* Problem to solve: Each entry needs to appear again, retyped exactly as it is below.

[Entries from a dataset of interfaces]
⟨

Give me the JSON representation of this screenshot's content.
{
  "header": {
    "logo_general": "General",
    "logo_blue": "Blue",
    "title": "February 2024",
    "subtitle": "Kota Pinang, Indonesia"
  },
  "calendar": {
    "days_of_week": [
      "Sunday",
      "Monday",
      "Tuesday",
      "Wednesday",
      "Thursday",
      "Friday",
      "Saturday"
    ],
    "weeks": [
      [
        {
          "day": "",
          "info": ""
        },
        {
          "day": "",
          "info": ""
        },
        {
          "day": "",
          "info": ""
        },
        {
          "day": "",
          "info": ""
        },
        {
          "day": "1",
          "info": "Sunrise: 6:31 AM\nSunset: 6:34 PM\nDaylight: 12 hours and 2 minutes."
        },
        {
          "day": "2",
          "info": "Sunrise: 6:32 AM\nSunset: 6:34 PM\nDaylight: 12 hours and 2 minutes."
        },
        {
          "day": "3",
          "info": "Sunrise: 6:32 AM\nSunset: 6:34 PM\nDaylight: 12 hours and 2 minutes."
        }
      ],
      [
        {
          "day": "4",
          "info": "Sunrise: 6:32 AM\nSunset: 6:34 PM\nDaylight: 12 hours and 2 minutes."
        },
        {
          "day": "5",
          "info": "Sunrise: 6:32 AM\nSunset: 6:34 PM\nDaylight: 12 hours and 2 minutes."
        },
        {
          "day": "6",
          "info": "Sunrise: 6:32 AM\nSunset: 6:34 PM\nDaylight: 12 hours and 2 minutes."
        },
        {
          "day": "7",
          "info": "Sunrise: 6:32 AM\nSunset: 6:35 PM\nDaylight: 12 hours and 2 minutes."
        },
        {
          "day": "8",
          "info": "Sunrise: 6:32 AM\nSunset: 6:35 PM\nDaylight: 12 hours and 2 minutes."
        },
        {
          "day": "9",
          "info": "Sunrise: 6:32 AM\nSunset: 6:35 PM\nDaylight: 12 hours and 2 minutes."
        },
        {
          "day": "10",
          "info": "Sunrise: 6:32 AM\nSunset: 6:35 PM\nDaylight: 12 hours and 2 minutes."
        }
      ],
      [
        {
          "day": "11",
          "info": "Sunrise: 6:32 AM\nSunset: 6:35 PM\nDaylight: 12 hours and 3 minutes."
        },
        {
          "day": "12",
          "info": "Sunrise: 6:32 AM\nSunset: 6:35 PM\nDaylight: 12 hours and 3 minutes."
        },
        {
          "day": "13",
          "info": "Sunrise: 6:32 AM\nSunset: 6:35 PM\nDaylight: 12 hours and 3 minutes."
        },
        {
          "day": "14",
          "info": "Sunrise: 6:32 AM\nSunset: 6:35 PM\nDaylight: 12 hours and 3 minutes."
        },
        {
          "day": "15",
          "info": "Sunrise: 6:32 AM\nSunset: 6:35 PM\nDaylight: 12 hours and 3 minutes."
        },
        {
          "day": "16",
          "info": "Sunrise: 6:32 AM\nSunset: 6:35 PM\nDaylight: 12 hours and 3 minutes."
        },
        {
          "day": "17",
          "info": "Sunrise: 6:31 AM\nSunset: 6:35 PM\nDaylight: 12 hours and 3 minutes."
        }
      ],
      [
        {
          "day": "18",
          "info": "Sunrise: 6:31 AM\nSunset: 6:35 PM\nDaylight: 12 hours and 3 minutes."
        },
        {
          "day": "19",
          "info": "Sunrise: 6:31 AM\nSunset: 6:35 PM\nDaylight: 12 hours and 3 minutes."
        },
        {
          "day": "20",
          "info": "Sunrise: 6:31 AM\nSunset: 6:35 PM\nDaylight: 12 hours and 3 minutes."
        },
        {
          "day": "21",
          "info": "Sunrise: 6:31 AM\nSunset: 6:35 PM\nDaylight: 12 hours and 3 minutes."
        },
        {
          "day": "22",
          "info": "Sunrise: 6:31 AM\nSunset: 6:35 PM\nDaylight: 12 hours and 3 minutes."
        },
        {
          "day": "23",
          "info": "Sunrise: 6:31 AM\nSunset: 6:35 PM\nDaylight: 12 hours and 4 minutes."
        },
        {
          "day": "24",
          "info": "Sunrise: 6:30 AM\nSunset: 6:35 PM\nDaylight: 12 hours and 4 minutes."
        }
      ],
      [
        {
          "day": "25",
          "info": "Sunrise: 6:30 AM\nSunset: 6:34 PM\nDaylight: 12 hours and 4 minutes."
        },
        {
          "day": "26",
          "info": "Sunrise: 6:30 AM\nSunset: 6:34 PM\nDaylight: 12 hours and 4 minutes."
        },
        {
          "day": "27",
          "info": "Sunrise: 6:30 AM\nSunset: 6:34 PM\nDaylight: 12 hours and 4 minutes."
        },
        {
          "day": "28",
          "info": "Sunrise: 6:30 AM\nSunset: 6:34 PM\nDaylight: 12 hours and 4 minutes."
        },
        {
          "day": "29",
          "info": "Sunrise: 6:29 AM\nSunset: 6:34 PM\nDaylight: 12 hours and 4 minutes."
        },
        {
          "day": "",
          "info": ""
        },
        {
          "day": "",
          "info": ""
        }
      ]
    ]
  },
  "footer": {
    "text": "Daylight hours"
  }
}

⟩

* Result:
Give me the JSON representation of this screenshot's content.
{
  "header": {
    "logo_general": "General",
    "logo_blue": "Blue",
    "title": "February 2024",
    "subtitle": "Kota Pinang, Indonesia"
  },
  "calendar": {
    "days_of_week": [
      "Sunday",
      "Monday",
      "Tuesday",
      "Wednesday",
      "Thursday",
      "Friday",
      "Saturday"
    ],
    "weeks": [
      [
        {
          "day": "",
          "info": ""
        },
        {
          "day": "",
          "info": ""
        },
        {
          "day": "",
          "info": ""
        },
        {
          "day": "",
          "info": ""
        },
        {
          "day": "1",
          "info": "Sunrise: 6:31 AM\nSunset: 6:34 PM\nDaylight: 12 hours and 2 minutes."
        },
        {
          "day": "2",
          "info": "Sunrise: 6:32 AM\nSunset: 6:34 PM\nDaylight: 12 hours and 2 minutes."
        },
        {
          "day": "3",
          "info": "Sunrise: 6:32 AM\nSunset: 6:34 PM\nDaylight: 12 hours and 2 minutes."
        }
      ],
      [
        {
          "day": "4",
          "info": "Sunrise: 6:32 AM\nSunset: 6:34 PM\nDaylight: 12 hours and 2 minutes."
        },
        {
          "day": "5",
          "info": "Sunrise: 6:32 AM\nSunset: 6:34 PM\nDaylight: 12 hours and 2 minutes."
        },
        {
          "day": "6",
          "info": "Sunrise: 6:32 AM\nSunset: 6:34 PM\nDaylight: 12 hours and 2 minutes."
        },
        {
          "day": "7",
          "info": "Sunrise: 6:32 AM\nSunset: 6:35 PM\nDaylight: 12 hours and 2 minutes."
        },
        {
          "day": "8",
          "info": "Sunrise: 6:32 AM\nSunset: 6:35 PM\nDaylight: 12 hours and 2 minutes."
        },
        {
          "day": "9",
          "info": "Sunrise: 6:32 AM\nSunset: 6:35 PM\nDaylight: 12 hours and 2 minutes."
        },
        {
          "day": "10",
          "info": "Sunrise: 6:32 AM\nSunset: 6:35 PM\nDaylight: 12 hours and 2 minutes."
        }
      ],
      [
        {
          "day": "11",
          "info": "Sunrise: 6:32 AM\nSunset: 6:35 PM\nDaylight: 12 hours and 3 minutes."
        },
        {
          "day": "12",
          "info": "Sunrise: 6:32 AM\nSunset: 6:35 PM\nDaylight: 12 hours and 3 minutes."
        },
        {
          "day": "13",
          "info": "Sunrise: 6:32 AM\nSunset: 6:35 PM\nDaylight: 12 hours and 3 minutes."
        },
        {
          "day": "14",
          "info": "Sunrise: 6:32 AM\nSunset: 6:35 PM\nDaylight: 12 hours and 3 minutes."
        },
        {
          "day": "15",
          "info": "Sunrise: 6:32 AM\nSunset: 6:35 PM\nDaylight: 12 hours and 3 minutes."
        },
        {
          "day": "16",
          "info": "Sunrise: 6:32 AM\nSunset: 6:35 PM\nDaylight: 12 hours and 3 minutes."
        },
        {
          "day": "17",
          "info": "Sunrise: 6:31 AM\nSunset: 6:35 PM\nDaylight: 12 hours and 3 minutes."
        }
      ],
      [
        {
          "day": "18",
          "info": "Sunrise: 6:31 AM\nSunset: 6:35 PM\nDaylight: 12 hours and 3 minutes."
        },
        {
          "day": "19",
          "info": "Sunrise: 6:31 AM\nSunset: 6:35 PM\nDaylight: 12 hours and 3 minutes."
        },
        {
          "day": "20",
          "info": "Sunrise: 6:31 AM\nSunset: 6:35 PM\nDaylight: 12 hours and 3 minutes."
        },
        {
          "day": "21",
          "info": "Sunrise: 6:31 AM\nSunset: 6:35 PM\nDaylight: 12 hours and 3 minutes."
        },
        {
          "day": "22",
          "info": "Sunrise: 6:31 AM\nSunset: 6:35 PM\nDaylight: 12 hours and 3 minutes."
        },
        {
          "day": "23",
          "info": "Sunrise: 6:31 AM\nSunset: 6:35 PM\nDaylight: 12 hours and 4 minutes."
        },
        {
          "day": "24",
          "info": "Sunrise: 6:30 AM\nSunset: 6:35 PM\nDaylight: 12 hours and 4 minutes."
        }
      ],
      [
        {
          "day": "25",
          "info": "Sunrise: 6:30 AM\nSunset: 6:34 PM\nDaylight: 12 hours and 4 minutes."
        },
        {
          "day": "26",
          "info": "Sunrise: 6:30 AM\nSunset: 6:34 PM\nDaylight: 12 hours and 4 minutes."
        },
        {
          "day": "27",
          "info": "Sunrise: 6:30 AM\nSunset: 6:34 PM\nDaylight: 12 hours and 4 minutes."
        },
        {
          "day": "28",
          "info": "Sunrise: 6:30 AM\nSunset: 6:34 PM\nDaylight: 12 hours and 4 minutes."
        },
        {
          "day": "29",
          "info": "Sunrise: 6:29 AM\nSunset: 6:34 PM\nDaylight: 12 hours and 4 minutes."
        },
        {
          "day": "",
          "info": ""
        },
        {
          "day": "",
          "info": ""
        }
      ]
    ]
  },
  "footer": {
    "text": "Daylight hours"
  }
}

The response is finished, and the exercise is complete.